If some of this DVT breaks off, it travels up the superhighway to the lungs and heart. Once in motion the clot is called an embolus. The main stop is the pulmonary arteries [lung arteries], thus the name pulmonary embolus [PE]. Unfortunately, this is a life threatening event.

Varicose Veins and the Superficial Venous System

The Superficial Venous System is where varicose veins of all types live. This system is not immune to clot formation. Clots here generally cause symptoms of pain, swelling, redness and are not life threatening, unless the clot propagates to where this system joins the Deep System. If such a clot can get to the superhighway, then it too can become dangerous.

The 3 major factors responsible for venous thrombosis [clot] were published over 100 years ago by a physician name Virchow and these are true today:

  1. Blood vessel wall damage
  2. Vascular stasis
  3. Changes in coagulability. These are true today.

What You Need to Know to Prevent Blood Clots

So now we can set up a plan for prevention, since we will assume that nobody wants a blood clot. These are examples of how you can help yourself prevent blood clots:

Step 1- Recognize if you are at risk—see the list of factors from the last article

Step 2- Consider whether your future actions are going to result in blood vessel wall damage, changes in coagulability, or vascular stasis.

Step 3- Take steps to remedy the things you can control.

Step 4- Discuss your situation with your physician so as to minimize the possibility of clot formation considering your situation.

Additional Ways to Prevent Blood Clots

The risks we can control to some degree are stasis, oral contraceptives, hormonal supplementation, hyperlipidemia, varicose veins, congestive heart failure, dehydration, IV drug use, and muscle pump activation.   For example, if taking a long trip on plane or car one could make sure of adequate hydration, activate the muscle pump periodically in the sitting position, get up and walk about every 1-2 hours.

Visit with your physician to make sure your congestive failure or varicose veins are under proper control.
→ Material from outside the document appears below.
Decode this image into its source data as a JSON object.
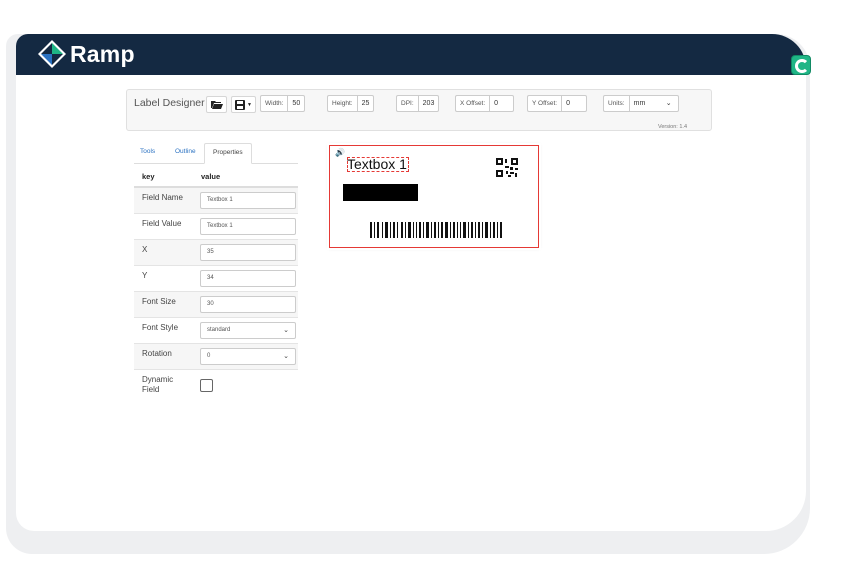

Wear proper fitted graduated compression hose to prevent both blood clot development and symptoms. Consider stopping birth control medication prior to sclerotherapy. Consider losing weight if you are overweight.

In Part 3 of this series, we will discuss what to do if you suspect you may have a clot.

Visit Five Star Vein Institute to learn if you are at risk for blood clots. Go to www.fivestarvein.com and find out how to schedule your free vein consultation with Dr. Robert Ruess and staff to better understand your venous health diagnosis and treatment options.

 

Tags:
Deep Venous Thrombosis, Dr. Robert W. Ruess, Embolus, Five Star Vein, Five Star Vein Institute, Vein Health, Blood Clots, Thrombosis

About this author:

Robert W. Ruess MD